## Task instructions
All entries below are to be duplicated verbatim.

## Data in this exercise
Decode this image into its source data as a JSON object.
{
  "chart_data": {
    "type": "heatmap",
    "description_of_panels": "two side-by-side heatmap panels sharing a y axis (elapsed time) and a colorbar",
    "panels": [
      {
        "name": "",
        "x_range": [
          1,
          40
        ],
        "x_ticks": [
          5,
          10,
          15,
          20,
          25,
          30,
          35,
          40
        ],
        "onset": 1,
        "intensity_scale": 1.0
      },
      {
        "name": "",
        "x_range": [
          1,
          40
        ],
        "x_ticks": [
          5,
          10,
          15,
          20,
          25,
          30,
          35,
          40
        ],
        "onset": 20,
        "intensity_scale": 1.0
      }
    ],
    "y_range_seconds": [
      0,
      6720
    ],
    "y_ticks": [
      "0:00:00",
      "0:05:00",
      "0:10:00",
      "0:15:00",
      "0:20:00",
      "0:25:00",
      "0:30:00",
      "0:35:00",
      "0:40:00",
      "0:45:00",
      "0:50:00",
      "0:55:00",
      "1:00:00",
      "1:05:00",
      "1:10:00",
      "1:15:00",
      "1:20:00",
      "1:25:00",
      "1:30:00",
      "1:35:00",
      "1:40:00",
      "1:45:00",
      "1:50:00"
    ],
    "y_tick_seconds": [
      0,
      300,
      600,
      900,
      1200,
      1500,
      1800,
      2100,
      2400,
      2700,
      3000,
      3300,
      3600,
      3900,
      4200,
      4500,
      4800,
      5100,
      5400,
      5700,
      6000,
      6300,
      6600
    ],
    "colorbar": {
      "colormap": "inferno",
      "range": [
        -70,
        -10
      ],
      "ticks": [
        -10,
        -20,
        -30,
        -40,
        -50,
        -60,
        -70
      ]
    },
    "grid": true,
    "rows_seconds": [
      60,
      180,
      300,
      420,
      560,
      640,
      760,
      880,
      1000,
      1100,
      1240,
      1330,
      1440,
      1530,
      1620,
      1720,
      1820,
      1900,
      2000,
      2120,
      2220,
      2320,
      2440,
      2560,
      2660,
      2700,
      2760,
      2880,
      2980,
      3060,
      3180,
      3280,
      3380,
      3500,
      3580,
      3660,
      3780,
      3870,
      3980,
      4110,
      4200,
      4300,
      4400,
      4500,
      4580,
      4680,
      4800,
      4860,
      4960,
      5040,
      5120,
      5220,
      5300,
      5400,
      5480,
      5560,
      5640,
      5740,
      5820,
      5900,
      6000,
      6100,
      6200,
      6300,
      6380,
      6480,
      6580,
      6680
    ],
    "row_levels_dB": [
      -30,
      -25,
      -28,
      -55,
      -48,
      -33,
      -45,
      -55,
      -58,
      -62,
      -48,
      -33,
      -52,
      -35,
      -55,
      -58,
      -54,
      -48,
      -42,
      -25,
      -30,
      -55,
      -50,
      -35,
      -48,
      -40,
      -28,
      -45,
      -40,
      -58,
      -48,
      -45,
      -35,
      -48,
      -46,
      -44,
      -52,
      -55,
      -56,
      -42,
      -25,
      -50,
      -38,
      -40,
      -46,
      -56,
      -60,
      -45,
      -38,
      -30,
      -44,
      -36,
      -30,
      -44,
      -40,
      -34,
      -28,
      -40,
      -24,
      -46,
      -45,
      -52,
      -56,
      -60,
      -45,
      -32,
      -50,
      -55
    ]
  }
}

## Answer box
Decode this image into its source data as a JSON object.
{
  "chart_data": {
    "type": "heatmap",
    "description_of_panels": "two side-by-side heatmap panels sharing a y axis (elapsed time) and a colorbar",
    "panels": [
      {
        "name": "",
        "x_range": [
          1,
          40
        ],
        "x_ticks": [
          5,
          10,
          15,
          20,
          25,
          30,
          35,
          40
        ],
        "onset": 1,
        "intensity_scale": 1.0
      },
      {
        "name": "",
        "x_range": [
          1,
          40
        ],
        "x_ticks": [
          5,
          10,
          15,
          20,
          25,
          30,
          35,
          40
        ],
        "onset": 20,
        "intensity_scale": 1.0
      }
    ],
    "y_range_seconds": [
      0,
      6720
    ],
    "y_ticks": [
      "0:00:00",
      "0:05:00",
      "0:10:00",
      "0:15:00",
      "0:20:00",
      "0:25:00",
      "0:30:00",
      "0:35:00",
      "0:40:00",
      "0:45:00",
      "0:50:00",
      "0:55:00",
      "1:00:00",
      "1:05:00",
      "1:10:00",
      "1:15:00",
      "1:20:00",
      "1:25:00",
      "1:30:00",
      "1:35:00",
      "1:40:00",
      "1:45:00",
      "1:50:00"
    ],
    "y_tick_seconds": [
      0,
      300,
      600,
      900,
      1200,
      1500,
      1800,
      2100,
      2400,
      2700,
      3000,
      3300,
      3600,
      3900,
      4200,
      4500,
      4800,
      5100,
      5400,
      5700,
      6000,
      6300,
      6600
    ],
    "colorbar": {
      "colormap": "inferno",
      "range": [
        -70,
        -10
      ],
      "ticks": [
        -10,
        -20,
        -30,
        -40,
        -50,
        -60,
        -70
      ]
    },
    "grid": true,
    "rows_seconds": [
      60,
      180,
      300,
      420,
      560,
      640,
      760,
      880,
      1000,
      1100,
      1240,
      1330,
      1440,
      1530,
      1620,
      1720,
      1820,
      1900,
      2000,
      2120,
      2220,
      2320,
      2440,
      2560,
      2660,
      2700,
      2760,
      2880,
      2980,
      3060,
      3180,
      3280,
      3380,
      3500,
      3580,
      3660,
      3780,
      3870,
      3980,
      4110,
      4200,
      4300,
      4400,
      4500,
      4580,
      4680,
      4800,
      4860,
      4960,
      5040,
      5120,
      5220,
      5300,
      5400,
      5480,
      5560,
      5640,
      5740,
      5820,
      5900,
      6000,
      6100,
      6200,
      6300,
      6380,
      6480,
      6580,
      6680
    ],
    "row_levels_dB": [
      -30,
      -25,
      -28,
      -55,
      -48,
      -33,
      -45,
      -55,
      -58,
      -62,
      -48,
      -33,
      -52,
      -35,
      -55,
      -58,
      -54,
      -48,
      -42,
      -25,
      -30,
      -55,
      -50,
      -35,
      -48,
      -40,
      -28,
      -45,
      -40,
      -58,
      -48,
      -45,
      -35,
      -48,
      -46,
      -44,
      -52,
      -55,
      -56,
      -42,
      -25,
      -50,
      -38,
      -40,
      -46,
      -56,
      -60,
      -45,
      -38,
      -30,
      -44,
      -36,
      -30,
      -44,
      -40,
      -34,
      -28,
      -40,
      -24,
      -46,
      -45,
      -52,
      -56,
      -60,
      -45,
      -32,
      -50,
      -55
    ]
  }
}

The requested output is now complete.